Nonetheless, it’s her community-led hub HOME that is arguably her greatest feat. Launched in 2020, the initiative celebrated the work of BIPOC creatives and is something that she felt responsible for establishing. “If we don’t do it, then who’s doing it? When I started making work, I didn’t feel like anyone was championing me in the way that I felt it should’ve,” she exclaims. “I’ve curated more shows than I’ve ever exhibited. That’s not a bad thing, but it raises the point of who’s standing up for us? Who’s backing us? Because the institutions aren’t. It’s more than just extracting work and sticking it on a white wall.”

Exhibitions such as To Be Held or V&A residencies put emerging artists on illustrious stages that historically weren’t accessible. McKenzie opened those gates.
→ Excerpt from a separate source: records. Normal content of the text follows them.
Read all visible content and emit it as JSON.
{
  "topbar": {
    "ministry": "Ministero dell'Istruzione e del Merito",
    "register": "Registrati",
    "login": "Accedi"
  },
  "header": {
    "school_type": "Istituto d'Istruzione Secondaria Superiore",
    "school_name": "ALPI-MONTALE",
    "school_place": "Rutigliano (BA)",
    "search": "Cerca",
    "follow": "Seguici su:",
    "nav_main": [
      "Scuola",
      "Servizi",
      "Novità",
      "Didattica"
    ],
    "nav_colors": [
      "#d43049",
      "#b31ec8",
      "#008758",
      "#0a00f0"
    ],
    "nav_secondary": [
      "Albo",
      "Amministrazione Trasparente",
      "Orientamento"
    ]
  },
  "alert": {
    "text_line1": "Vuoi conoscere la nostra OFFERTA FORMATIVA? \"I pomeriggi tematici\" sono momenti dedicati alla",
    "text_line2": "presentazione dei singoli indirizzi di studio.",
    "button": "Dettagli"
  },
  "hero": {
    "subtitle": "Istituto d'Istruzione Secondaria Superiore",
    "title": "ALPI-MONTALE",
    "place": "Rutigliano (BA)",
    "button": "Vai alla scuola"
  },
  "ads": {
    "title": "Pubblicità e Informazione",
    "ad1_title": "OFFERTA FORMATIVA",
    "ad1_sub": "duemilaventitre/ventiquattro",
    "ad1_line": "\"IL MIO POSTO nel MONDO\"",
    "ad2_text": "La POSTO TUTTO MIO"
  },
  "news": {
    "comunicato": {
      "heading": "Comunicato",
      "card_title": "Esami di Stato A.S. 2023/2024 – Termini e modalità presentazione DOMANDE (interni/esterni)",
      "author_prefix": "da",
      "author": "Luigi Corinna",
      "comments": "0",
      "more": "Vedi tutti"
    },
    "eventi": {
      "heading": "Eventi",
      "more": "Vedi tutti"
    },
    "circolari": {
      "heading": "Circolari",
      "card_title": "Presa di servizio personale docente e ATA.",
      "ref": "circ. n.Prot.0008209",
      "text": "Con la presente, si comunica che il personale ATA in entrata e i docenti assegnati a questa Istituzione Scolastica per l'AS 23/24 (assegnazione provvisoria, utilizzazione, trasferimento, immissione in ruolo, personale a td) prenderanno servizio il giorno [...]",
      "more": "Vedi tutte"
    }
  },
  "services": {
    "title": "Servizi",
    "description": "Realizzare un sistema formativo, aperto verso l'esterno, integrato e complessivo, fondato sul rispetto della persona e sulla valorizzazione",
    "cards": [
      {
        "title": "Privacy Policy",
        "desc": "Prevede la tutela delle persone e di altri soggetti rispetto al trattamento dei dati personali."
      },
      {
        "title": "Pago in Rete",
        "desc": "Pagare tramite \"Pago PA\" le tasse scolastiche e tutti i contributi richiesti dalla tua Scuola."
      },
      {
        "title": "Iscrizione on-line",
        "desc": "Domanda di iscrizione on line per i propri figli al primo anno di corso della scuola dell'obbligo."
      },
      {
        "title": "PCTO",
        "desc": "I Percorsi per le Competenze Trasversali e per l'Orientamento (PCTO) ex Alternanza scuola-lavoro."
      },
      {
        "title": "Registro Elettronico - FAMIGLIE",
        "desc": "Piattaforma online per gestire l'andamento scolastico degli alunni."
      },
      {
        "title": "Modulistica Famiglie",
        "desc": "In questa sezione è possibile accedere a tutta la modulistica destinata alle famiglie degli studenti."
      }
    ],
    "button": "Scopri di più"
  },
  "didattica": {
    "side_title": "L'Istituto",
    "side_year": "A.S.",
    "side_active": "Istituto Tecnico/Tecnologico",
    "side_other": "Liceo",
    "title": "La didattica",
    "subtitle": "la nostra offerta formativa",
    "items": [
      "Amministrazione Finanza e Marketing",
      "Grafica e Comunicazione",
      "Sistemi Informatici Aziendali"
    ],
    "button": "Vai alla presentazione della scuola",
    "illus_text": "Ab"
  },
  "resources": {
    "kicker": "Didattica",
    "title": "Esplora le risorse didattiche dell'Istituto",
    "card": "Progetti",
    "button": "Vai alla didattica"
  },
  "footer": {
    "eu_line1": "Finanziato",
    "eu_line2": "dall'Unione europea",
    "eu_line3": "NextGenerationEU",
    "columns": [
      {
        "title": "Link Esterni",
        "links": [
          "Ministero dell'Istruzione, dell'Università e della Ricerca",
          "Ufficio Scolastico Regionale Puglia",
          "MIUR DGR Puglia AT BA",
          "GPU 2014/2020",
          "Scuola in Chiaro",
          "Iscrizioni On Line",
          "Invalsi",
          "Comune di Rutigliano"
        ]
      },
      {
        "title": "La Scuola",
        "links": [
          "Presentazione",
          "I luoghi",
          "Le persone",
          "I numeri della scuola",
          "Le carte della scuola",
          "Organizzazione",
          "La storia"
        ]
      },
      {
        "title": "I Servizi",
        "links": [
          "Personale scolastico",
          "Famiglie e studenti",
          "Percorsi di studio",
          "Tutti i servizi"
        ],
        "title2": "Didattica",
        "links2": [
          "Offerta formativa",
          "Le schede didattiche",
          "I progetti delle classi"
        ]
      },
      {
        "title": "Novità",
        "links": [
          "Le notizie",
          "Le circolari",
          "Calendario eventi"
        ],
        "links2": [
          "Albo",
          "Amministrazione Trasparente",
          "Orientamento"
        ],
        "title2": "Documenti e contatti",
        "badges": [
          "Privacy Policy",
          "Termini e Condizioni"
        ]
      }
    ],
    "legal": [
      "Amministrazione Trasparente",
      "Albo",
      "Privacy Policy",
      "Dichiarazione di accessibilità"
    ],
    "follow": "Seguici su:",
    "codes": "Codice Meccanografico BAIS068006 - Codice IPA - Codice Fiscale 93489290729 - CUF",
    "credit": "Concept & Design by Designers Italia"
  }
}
And having a place that’s for artists, run by an artist; for people of color, run by a person of color, is “respectful both ways because I know what it’s like to be an artist, and I want to give the respect that I would like to receive. That’s why it’s important for the person who’s booking or working on a project to understand what it’s like from the other person’s perspective.”

Sadly, after an iconic three-year run, HOME closed its doors in late 2023. This followed a number of grassroots community collectives that have also had to either close or move from their spaces due to operational or financial difficulties, nevertheless, others have launched and are thriving such as the likes of Flock Together, Dijonss, and Athene Club. However, McKenzie continues to advocate for support, safe spaces, and independence. “I’m doing it my way and I love that other people are doing the same thing,” she expresses. “It’s inspiring to take power back, one has to be quite brave, and I’m proud of that because I can stand up and say whatever I want. I’m not afraid of burning bridges where things aren’t right.”

One thing McKenzie stresses, which is a sentiment shared by many creatives, is the importance of recovery in the industry. Not only doesn’t she see enough of it, but it’s not encouraged for people to feel comfortable in taking them. “Rest needs to be celebrated. Our industry begs for constant productivity, but it’s not possible. If we were athletes, we’d need rest days, so as creative people, we should also.”

Traveling has become a big part of how McKenzie spends her time. Despite locality being a core part of her work, experiencing new cultures as well as exhibiting outside of London’s metropolis is something she looks forward to continuing in 2024. “Being here, the assumption is always white. Whilst being in other places, it isn’t necessarily white Britishness,” she explains. “I’m excited now to be exploring and working in different countries — seeing how my voice translates into different contexts and environments.” And it’s venturing out into the unknown where McKenzie hopes to spread her passion, and perspective, of community.

The PUMA Mostro colorways seen on Ronan McKenzie for this Hypebeast Visits are available now at retail partners including LNCC and END. For more information as well as to shop other silhouettes, check out the PUMA website.

Senior Editor
Ali Mohammed-Ali/ Hypebeast
Aaron Crossman
Ali Mohammed-Ali/ Hypebeast
Catriona Mccormick/ Hypebeast
Style Assistant
Bryiny Hatrick
Set Designer
Leila Latchin
Jasmin Jackson
Project Manager
Noah Afors-Graham/ Hypebeast